Jumping the gun could also scare off an employer before you even have your foot in the door. Hooper warns, "It`s not something I would recommend because the last thing an employer wants is somebody who`s going to bring complications of any sort to the workplace. So in a tough job environment, they`ll go on to the next person."

For millions of practicing Muslims in America, the month-long holiday of Ramadan marks an annual occasion to ask forgiveness for past sins, pray for guidance and use self-restraint and good deeds to purify themselves.

Meanwhile, companies are hoping this year`s holiday observances, which began Aug. 22, are not marred by ill will and dissention among the ranks of workers, as happened in Nebraska last fall.

After a year-long investigation, the U.S. Equal Employment Opportunity Commission on Aug. 28 condemned the actions of Nebraska meatpacker J.B. Swift for its treatment last year of Somali Muslim workers who picketed for accommodations to properly observe Ramadan, which includes fasting from sunrise to sunset and praying at specific times.

"Such accommodations would not have posed an undue hardship to [Swift]" the EEOC states, noting that the evidence unearthed by the EEOC`s investigation established that Swift`s supervisors "subjected Somali Muslim employees to unlawful harassment, disparate treatment, and discrimination in terms and conditions of employment based on their religion, national origin, race and color."

The EEOC`s conclusion marks a turning point in the struggle for religious accommodation in the workplace, according to Christina Abraham, civil rights director at the Chicago office of the Council on American-Islamic Relations, which had asked the EEOC to investigate Swift`s actions.

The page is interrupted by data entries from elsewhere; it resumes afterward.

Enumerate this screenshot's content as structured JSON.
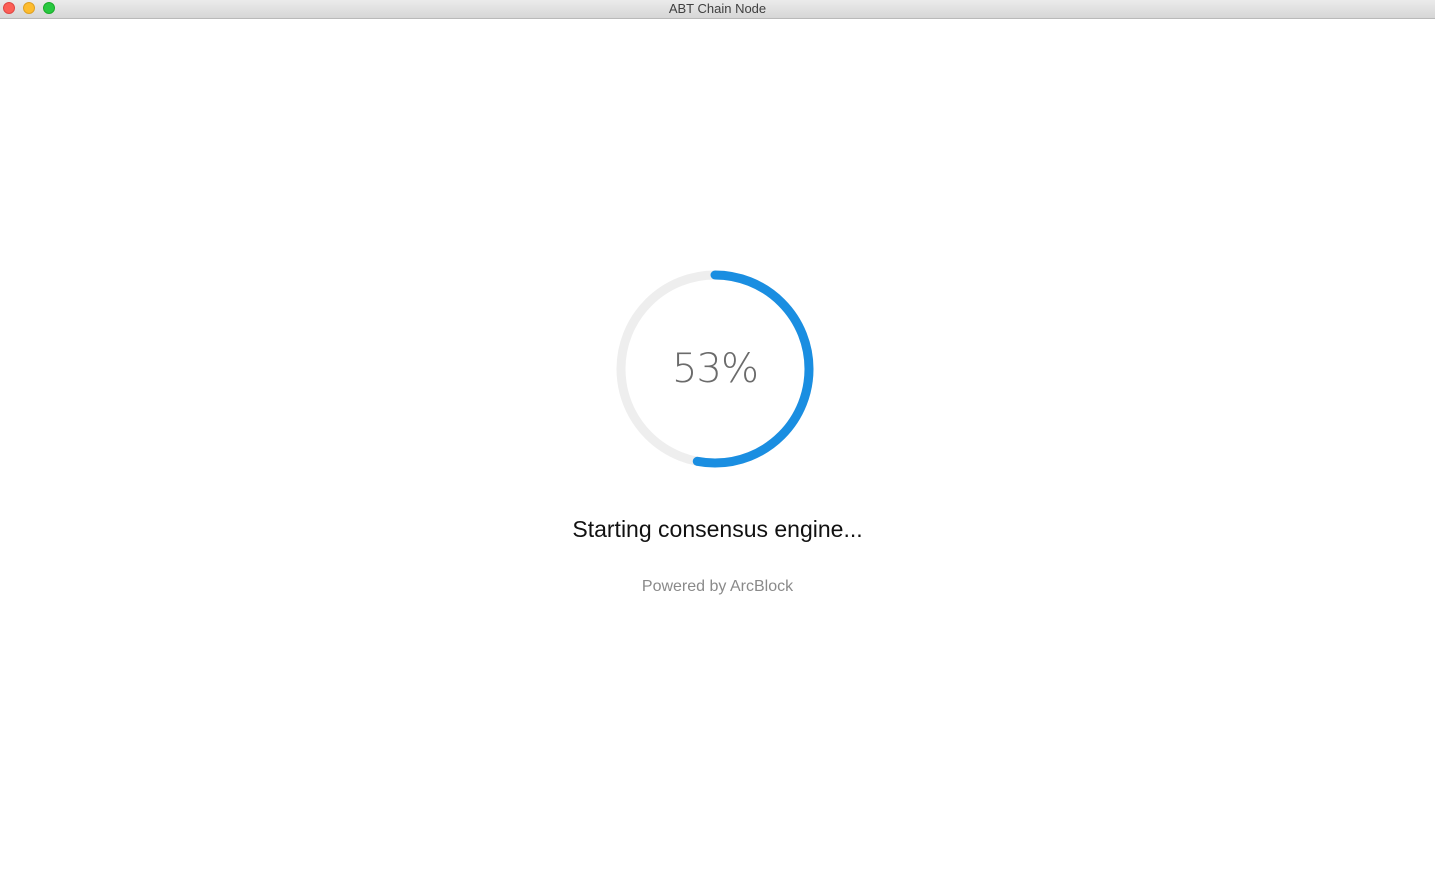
{
  "window": {
    "title": "ABT Chain Node"
  },
  "progress": {
    "percent": 53,
    "label": "53%",
    "track_color": "#eeeeee",
    "fill_color": "#1a8ee1"
  },
  "status": {
    "message": "Starting consensus engine..."
  },
  "footer": {
    "powered_by": "Powered by ArcBlock"
  }
}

"This determination is a major victory for the Somali Muslim workers and for every employee who has been denied reasonable religious accommodation," Abraham says. "Americans work hard and they deserve to be able to earn a living, while knowing they are not sacrificing their beliefs to put food on the table."